But he does. And now that Aaron Dobson, Kenbrell Thompkins, Josh Boyce and Zach Sudfeld will be in prominent roles, it is Brady’s job to make sure they keep up, whether that means using the whip or the carrot.
“I’m not the most patient guy to begin with so that’s something that I’m working on,” Brady acknowledged Wednesday. “There’s a learning curve and there’s things that are gonna come up. Some guys haven’t experienced the things that I’ve experienced so you try to talk about what possibly might happen. You say, ‘If it happens, I want you to make this adjustment.’ “
“And then it happens and the adjustment’s not made and I say, ‘I told you…’ ” Brady cracked. “It’s what I do to my three-year-old too and he doesn’t listen either.”
At the start of training camp, I wrote about the need for Brady to maintain patience with his young receivers.
For the most part, he has.
“You try to just hang in there,” Brady said when asked of dealing with guys who are still shaking off the college afterbirth. “When you communicate, you determine how good a communicator you are by the feedback that you get. If you re not getting the right feedback [in terms of production] then you communicate more.
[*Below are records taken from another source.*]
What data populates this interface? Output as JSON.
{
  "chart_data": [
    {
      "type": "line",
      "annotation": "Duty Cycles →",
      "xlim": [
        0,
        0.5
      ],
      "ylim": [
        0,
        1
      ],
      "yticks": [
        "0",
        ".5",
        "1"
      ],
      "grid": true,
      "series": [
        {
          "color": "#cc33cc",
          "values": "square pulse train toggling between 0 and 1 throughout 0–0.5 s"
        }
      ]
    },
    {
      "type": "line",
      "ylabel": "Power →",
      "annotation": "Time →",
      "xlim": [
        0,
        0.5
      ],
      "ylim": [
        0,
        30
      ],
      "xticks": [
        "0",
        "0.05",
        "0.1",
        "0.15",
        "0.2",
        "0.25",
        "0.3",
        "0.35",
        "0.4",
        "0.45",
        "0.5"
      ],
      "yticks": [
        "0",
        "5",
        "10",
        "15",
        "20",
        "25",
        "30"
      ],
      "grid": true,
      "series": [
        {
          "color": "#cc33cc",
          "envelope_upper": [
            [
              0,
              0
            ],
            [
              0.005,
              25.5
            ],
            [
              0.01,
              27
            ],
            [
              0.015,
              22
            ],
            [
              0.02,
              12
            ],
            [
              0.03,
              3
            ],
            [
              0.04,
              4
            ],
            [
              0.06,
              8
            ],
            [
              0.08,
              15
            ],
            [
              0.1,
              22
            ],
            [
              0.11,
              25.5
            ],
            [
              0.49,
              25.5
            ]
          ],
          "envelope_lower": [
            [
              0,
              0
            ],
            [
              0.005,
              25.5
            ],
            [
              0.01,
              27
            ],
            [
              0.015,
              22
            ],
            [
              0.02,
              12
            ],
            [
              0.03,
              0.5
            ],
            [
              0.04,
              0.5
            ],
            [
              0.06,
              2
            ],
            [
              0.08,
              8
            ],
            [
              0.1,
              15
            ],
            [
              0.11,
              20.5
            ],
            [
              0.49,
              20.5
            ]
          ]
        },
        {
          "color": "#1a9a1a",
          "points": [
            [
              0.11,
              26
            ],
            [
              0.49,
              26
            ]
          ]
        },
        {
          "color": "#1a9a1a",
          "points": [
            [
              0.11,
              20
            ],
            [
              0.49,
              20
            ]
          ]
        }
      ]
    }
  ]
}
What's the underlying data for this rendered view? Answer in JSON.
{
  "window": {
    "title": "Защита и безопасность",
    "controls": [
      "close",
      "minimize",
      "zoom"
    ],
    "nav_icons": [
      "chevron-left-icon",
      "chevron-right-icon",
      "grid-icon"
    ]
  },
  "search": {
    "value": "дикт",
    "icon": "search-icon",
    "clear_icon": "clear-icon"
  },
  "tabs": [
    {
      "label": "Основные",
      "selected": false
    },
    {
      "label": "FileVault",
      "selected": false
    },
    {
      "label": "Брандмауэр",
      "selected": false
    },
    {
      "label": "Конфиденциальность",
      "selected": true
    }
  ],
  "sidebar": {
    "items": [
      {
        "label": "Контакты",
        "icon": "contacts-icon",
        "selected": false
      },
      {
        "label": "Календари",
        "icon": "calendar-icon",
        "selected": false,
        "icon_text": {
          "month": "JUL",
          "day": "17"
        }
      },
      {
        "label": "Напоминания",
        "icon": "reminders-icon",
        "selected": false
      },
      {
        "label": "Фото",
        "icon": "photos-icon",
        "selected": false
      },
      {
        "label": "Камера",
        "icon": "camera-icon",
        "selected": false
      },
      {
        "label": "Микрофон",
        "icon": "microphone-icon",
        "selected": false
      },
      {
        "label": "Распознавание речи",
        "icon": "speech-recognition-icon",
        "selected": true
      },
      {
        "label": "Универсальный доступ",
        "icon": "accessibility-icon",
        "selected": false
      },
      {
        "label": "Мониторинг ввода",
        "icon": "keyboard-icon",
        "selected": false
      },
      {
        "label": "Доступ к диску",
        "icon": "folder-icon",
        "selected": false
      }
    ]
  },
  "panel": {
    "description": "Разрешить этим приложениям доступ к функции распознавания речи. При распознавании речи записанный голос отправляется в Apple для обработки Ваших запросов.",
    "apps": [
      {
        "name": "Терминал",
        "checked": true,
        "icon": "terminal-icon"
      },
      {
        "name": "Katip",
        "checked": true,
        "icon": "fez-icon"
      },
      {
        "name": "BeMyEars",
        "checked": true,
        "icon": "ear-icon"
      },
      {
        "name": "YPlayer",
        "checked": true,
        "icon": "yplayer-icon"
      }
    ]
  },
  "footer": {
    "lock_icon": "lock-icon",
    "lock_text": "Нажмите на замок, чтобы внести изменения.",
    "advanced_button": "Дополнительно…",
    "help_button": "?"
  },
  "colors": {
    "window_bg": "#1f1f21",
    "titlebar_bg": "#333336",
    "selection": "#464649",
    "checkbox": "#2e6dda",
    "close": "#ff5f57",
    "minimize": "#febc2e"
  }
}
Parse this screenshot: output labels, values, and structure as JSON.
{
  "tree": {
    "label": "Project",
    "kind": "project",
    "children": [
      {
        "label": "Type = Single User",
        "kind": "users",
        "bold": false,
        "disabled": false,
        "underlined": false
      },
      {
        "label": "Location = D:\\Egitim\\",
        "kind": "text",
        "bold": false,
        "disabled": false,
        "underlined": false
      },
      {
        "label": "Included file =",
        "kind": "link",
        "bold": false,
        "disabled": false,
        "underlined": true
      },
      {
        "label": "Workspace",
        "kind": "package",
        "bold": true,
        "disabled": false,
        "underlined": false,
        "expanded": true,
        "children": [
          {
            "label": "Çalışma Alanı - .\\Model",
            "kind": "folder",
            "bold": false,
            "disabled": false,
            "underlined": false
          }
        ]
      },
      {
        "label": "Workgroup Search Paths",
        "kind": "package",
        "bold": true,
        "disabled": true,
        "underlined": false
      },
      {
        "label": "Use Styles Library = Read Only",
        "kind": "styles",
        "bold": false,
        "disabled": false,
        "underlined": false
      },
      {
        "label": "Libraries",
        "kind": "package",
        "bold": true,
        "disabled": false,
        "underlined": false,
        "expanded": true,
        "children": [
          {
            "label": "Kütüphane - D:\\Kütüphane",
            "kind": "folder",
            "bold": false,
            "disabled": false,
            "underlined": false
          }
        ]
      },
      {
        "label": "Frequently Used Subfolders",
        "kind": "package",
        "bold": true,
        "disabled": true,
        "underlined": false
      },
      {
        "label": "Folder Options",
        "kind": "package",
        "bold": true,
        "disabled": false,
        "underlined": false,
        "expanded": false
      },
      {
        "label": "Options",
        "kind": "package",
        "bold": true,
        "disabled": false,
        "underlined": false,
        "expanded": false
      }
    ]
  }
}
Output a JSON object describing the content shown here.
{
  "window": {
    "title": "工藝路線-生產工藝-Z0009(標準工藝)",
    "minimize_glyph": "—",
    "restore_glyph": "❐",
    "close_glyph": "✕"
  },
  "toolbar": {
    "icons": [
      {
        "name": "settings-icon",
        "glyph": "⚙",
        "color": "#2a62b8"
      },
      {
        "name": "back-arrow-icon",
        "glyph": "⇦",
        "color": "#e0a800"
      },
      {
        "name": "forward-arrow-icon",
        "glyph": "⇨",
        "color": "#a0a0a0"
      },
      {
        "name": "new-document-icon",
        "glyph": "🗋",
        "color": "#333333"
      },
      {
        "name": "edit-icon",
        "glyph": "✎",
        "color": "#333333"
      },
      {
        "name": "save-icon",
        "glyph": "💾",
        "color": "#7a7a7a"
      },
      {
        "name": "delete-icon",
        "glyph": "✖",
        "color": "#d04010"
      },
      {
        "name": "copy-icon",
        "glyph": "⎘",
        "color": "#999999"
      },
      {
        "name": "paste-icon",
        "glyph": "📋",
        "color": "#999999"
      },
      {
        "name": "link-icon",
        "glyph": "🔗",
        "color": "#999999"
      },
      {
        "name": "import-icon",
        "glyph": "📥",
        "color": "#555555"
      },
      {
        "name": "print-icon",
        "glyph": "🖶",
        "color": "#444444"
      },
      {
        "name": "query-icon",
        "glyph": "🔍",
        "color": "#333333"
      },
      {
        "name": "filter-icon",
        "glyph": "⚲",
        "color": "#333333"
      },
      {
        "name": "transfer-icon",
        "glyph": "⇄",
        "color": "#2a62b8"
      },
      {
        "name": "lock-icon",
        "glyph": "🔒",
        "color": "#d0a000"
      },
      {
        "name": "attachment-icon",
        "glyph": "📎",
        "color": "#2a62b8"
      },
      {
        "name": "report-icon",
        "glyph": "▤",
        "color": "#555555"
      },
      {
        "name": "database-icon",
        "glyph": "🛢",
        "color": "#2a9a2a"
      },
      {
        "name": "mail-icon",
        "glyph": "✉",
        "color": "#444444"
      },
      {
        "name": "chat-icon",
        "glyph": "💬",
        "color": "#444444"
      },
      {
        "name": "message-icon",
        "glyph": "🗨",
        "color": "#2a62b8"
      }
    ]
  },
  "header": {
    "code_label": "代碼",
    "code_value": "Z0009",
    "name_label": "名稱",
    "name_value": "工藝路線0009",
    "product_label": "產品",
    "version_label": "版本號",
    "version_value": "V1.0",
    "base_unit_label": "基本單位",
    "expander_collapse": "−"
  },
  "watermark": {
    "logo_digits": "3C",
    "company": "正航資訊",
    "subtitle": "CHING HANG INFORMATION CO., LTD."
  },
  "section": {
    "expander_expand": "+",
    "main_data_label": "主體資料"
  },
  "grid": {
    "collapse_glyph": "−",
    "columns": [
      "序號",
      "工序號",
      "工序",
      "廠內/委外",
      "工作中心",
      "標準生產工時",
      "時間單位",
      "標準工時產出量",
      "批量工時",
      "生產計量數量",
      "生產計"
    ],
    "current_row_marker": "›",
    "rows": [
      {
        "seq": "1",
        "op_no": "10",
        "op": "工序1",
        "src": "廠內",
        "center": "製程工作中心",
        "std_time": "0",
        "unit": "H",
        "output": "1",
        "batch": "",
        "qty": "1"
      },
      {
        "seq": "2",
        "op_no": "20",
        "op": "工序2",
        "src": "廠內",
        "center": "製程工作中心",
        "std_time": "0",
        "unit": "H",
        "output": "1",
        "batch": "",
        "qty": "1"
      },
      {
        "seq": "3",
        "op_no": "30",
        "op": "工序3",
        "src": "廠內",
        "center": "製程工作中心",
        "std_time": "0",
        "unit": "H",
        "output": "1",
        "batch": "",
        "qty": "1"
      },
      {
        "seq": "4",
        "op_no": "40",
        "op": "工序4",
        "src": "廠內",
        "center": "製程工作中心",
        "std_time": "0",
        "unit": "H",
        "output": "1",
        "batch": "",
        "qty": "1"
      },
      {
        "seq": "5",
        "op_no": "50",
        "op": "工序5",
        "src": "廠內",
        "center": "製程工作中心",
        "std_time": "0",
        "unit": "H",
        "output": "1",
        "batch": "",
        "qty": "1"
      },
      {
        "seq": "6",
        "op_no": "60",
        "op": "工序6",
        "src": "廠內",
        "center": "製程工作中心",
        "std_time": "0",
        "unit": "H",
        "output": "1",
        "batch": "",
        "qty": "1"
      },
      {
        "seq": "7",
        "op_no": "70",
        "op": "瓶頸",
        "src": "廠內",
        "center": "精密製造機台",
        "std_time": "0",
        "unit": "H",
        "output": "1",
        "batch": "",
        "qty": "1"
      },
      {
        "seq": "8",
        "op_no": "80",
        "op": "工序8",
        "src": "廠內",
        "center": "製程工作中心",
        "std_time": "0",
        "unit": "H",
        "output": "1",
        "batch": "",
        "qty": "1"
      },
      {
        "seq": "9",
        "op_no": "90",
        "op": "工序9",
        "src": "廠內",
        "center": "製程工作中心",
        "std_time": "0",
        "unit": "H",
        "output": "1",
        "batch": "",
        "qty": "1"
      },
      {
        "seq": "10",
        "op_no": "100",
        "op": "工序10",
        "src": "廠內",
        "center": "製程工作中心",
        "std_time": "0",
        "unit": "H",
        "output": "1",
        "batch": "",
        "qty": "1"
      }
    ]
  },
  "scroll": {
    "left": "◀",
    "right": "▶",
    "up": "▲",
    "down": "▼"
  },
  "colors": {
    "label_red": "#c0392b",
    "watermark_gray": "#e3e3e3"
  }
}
That’s part of what I’ve tried to do this offseason.”
While Brady would love to have the familiarity of a Deion Branch or a Wes Welker when he gets under center and sees a blitz coming, in order for him to progress into his 40s – which he intends – he needs a new crew.
And the teaching – while consuming more of his time – is keeping things fresh.
“There’s a newness to that,” he agreed. “There’s a newness to the teaching and the learning and the work that we’ve done over  the course of the year. There’s a lot of things I’ve done this year that I haven’t done in the past that’s been new for me in terms of the learning and the meetings and the extra time spent.”
So it’s not an encumbrance?
“I said to [offensive coordinator Josh McDaniels] yesterday, we had a meeting and I was meeting with the receivers. I was holding the clicker and going over [70 or 80 plays] and when you’re holding the clicker it’s great, you just keep teaching. When you’re listening, it’s like, ‘God, when are we done?’
“Then you get done when you’ve been holding the clicker and you didn’t think you covered anything,” Brady admitted. “In reality you’ve covered a lot.”
Brady is teaching his new receivers using tape of his old teammates. “See how Wes did this? You need to do that.”
“A lot of it is me showing them a look and saying, ‘This is what I expect so if we get that look, we’re gonna do it the way I can anticipate,’ he explained. “And the more those things can be covered through past experiences – maybe not their past experience but our Patriots past experience that we can cover in the film room or on the field we can then be better when one of those things happens in Buffalo.”